> **Work required**
Please report how many lines of the data include the word "advertiser", with the number as the entire reply.

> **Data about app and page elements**
========================================
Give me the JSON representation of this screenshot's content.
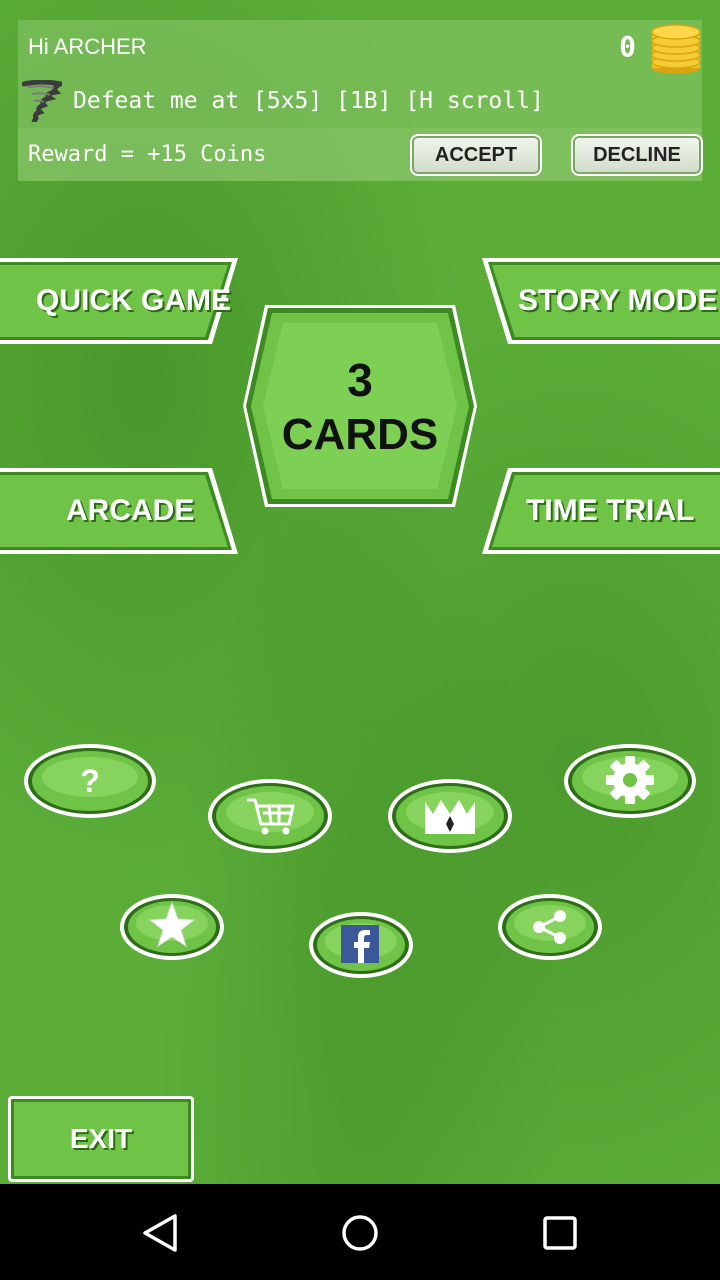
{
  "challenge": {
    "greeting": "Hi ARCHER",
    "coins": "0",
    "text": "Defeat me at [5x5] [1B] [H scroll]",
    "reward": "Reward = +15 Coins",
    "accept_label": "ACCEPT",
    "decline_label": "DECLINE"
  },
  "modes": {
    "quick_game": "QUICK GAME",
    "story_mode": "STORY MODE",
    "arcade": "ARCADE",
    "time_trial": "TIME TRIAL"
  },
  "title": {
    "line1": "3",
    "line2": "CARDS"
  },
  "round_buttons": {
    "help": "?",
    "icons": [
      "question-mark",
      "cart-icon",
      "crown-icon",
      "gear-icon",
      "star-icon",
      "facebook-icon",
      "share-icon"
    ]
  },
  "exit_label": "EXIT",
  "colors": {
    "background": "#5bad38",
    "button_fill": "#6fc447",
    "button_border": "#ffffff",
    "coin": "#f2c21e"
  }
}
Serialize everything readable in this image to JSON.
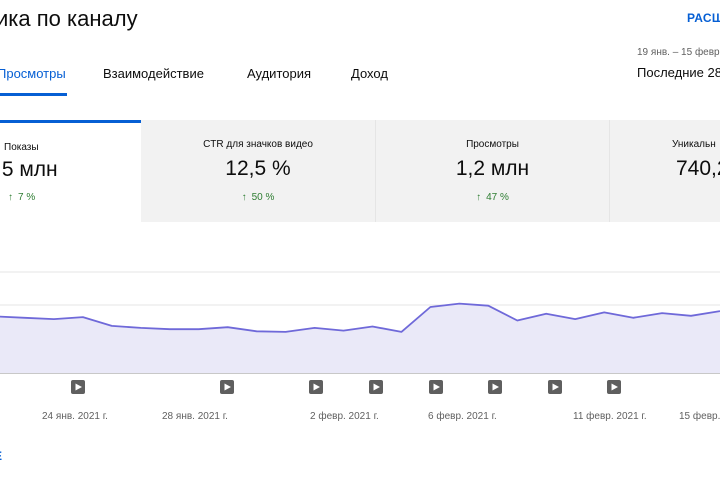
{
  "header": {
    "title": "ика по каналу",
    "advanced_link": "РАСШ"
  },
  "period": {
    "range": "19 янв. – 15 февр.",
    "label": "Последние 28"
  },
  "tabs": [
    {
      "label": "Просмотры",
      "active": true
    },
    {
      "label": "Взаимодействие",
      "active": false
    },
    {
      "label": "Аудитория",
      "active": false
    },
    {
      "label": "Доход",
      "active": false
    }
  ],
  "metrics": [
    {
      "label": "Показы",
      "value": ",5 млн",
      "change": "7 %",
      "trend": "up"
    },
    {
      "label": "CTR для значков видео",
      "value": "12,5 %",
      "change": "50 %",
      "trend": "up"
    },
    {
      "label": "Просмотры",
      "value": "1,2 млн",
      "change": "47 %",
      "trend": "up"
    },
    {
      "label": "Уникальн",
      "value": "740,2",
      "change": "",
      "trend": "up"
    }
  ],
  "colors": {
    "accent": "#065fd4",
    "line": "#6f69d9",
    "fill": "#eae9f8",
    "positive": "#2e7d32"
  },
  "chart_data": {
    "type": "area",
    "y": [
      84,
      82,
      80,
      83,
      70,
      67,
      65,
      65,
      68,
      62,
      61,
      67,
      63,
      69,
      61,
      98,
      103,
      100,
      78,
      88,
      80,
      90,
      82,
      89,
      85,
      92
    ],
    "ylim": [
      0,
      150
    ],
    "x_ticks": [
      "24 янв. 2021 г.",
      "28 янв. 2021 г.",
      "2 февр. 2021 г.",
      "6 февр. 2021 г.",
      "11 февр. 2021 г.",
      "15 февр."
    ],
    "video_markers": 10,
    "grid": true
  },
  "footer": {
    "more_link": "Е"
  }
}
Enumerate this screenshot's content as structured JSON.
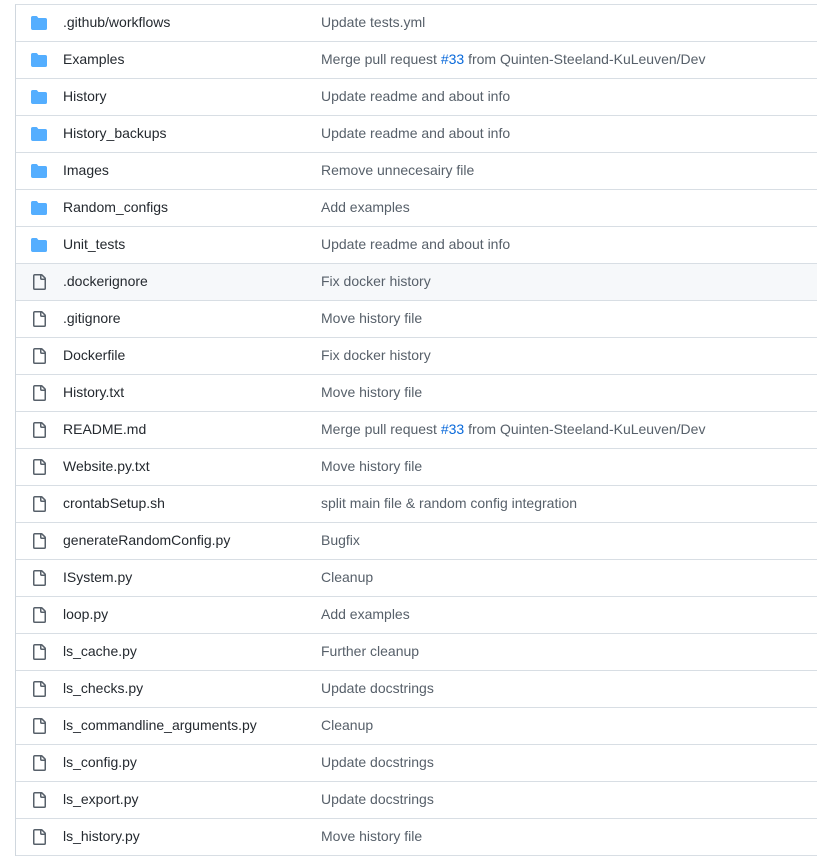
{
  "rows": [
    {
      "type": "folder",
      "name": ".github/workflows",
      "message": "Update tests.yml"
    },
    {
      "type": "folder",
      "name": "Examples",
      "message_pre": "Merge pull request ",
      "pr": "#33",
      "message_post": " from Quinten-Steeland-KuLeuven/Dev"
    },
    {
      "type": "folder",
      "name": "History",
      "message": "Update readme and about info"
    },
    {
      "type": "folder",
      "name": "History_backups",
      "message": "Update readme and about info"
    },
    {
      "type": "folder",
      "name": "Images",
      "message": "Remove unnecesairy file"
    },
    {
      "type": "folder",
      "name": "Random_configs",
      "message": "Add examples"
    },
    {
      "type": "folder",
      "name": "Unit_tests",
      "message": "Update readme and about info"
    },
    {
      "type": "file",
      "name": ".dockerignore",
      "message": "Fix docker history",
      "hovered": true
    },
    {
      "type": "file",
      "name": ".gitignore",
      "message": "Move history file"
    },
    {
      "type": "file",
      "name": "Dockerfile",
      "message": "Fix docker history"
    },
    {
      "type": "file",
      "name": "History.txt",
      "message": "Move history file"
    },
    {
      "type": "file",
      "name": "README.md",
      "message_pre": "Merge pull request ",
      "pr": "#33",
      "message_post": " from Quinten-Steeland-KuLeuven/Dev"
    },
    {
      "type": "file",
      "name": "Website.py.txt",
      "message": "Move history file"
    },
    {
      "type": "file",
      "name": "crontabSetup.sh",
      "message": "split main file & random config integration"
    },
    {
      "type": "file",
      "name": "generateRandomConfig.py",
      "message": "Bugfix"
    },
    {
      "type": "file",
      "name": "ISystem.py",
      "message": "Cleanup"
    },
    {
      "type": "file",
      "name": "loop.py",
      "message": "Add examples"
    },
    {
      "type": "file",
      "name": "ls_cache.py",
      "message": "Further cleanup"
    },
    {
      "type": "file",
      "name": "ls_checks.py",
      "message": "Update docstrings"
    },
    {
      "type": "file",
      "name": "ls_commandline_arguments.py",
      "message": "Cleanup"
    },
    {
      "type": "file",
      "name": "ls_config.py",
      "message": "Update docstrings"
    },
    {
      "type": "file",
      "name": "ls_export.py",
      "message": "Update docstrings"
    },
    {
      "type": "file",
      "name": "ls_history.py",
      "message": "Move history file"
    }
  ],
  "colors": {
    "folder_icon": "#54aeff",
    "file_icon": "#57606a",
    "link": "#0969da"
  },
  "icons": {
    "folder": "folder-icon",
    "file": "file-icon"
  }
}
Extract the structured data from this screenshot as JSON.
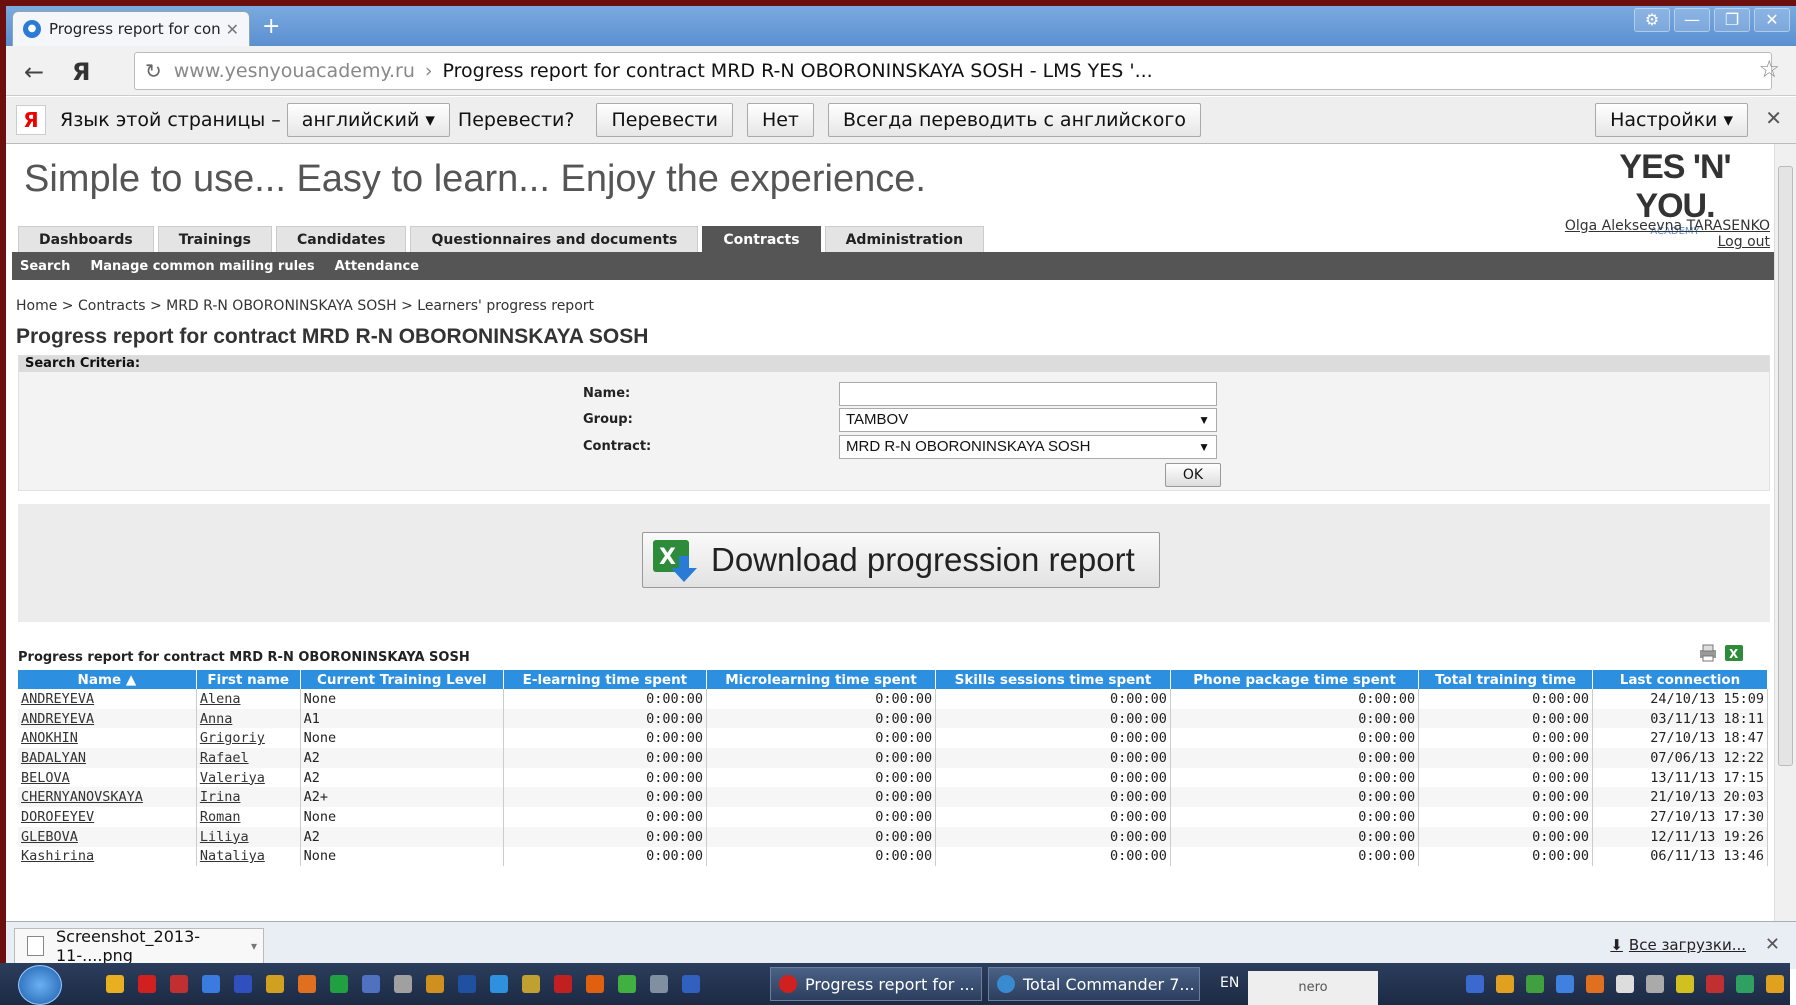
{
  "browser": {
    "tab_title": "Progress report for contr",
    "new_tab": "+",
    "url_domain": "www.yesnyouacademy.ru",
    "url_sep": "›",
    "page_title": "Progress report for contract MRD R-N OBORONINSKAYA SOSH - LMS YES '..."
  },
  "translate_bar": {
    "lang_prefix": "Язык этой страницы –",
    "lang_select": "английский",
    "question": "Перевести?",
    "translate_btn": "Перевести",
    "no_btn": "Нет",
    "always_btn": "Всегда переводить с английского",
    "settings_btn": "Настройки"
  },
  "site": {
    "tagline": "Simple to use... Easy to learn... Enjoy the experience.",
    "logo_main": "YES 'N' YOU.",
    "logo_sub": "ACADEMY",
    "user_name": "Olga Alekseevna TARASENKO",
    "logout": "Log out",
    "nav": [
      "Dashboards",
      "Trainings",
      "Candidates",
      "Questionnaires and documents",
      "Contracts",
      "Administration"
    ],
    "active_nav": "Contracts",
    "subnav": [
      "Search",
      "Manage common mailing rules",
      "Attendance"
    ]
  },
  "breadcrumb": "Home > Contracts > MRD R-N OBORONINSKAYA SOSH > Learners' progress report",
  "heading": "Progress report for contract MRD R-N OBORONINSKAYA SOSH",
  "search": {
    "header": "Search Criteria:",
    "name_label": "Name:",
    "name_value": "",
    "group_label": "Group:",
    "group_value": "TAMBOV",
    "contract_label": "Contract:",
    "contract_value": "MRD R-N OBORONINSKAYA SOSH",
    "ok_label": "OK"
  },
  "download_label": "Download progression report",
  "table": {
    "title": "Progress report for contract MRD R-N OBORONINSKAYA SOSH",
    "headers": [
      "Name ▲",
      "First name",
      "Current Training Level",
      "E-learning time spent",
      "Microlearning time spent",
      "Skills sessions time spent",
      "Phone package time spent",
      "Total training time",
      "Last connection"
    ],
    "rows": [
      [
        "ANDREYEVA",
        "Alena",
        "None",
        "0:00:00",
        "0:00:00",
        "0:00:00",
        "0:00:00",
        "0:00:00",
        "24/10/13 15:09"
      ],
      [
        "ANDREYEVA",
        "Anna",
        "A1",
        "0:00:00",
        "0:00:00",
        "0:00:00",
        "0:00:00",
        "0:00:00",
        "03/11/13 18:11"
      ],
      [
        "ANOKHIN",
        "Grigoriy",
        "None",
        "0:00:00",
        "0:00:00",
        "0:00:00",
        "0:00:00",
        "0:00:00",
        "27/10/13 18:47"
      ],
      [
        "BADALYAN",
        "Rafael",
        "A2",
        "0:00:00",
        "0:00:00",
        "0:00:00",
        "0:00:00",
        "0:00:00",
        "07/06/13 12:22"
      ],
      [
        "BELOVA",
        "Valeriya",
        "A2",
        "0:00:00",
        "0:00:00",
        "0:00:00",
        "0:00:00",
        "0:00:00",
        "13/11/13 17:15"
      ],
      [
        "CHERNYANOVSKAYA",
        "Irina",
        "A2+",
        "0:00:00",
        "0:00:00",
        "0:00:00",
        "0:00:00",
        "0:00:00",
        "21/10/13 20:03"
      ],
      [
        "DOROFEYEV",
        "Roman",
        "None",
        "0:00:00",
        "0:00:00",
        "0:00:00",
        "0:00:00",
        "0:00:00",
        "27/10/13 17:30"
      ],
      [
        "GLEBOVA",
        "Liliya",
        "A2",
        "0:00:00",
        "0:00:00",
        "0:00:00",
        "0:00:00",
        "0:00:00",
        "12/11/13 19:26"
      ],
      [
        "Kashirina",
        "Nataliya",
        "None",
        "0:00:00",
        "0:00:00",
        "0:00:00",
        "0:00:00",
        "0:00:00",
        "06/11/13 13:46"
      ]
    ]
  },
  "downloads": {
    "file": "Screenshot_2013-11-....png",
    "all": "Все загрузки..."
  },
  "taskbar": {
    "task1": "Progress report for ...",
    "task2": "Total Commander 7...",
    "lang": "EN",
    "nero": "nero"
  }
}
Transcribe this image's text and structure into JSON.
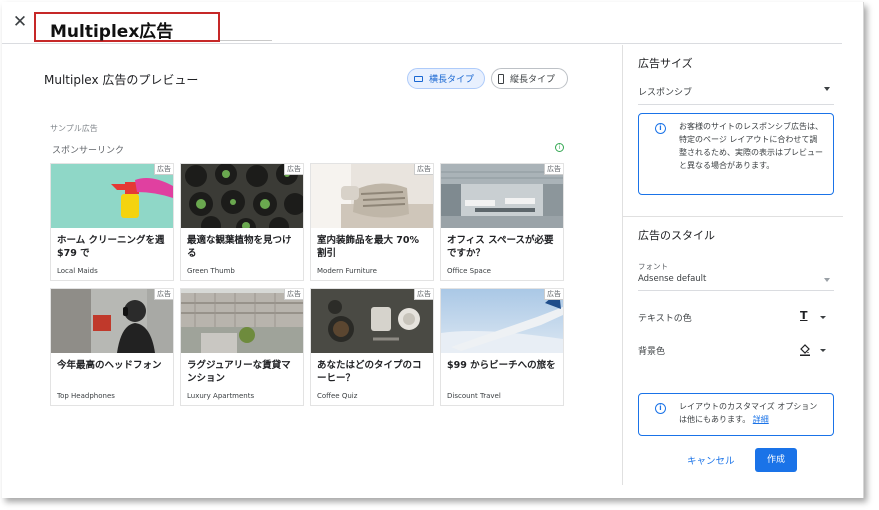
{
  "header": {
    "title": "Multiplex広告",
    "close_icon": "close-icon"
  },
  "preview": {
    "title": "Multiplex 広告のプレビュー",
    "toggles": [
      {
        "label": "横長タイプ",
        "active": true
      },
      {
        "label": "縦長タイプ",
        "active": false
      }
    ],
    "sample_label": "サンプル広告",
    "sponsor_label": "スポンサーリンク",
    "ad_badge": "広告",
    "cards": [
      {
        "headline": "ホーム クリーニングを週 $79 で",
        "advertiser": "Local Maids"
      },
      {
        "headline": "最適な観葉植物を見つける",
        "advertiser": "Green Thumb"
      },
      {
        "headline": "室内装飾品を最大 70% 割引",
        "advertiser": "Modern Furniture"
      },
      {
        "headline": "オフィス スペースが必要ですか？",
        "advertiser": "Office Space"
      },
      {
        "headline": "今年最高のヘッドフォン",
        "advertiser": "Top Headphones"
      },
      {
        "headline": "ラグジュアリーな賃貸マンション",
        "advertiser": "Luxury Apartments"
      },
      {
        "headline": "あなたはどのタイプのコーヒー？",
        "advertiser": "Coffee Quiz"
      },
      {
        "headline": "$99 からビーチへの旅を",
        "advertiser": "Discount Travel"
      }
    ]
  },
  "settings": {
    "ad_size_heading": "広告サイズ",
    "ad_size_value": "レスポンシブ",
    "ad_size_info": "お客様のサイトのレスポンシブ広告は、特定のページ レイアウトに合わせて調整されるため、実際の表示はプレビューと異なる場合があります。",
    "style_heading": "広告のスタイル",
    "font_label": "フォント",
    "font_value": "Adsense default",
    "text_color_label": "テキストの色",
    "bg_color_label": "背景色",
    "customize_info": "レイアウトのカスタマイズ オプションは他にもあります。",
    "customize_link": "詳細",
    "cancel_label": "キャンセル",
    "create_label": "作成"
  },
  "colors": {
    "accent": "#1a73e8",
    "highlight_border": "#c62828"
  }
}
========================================
> **Written solution**
8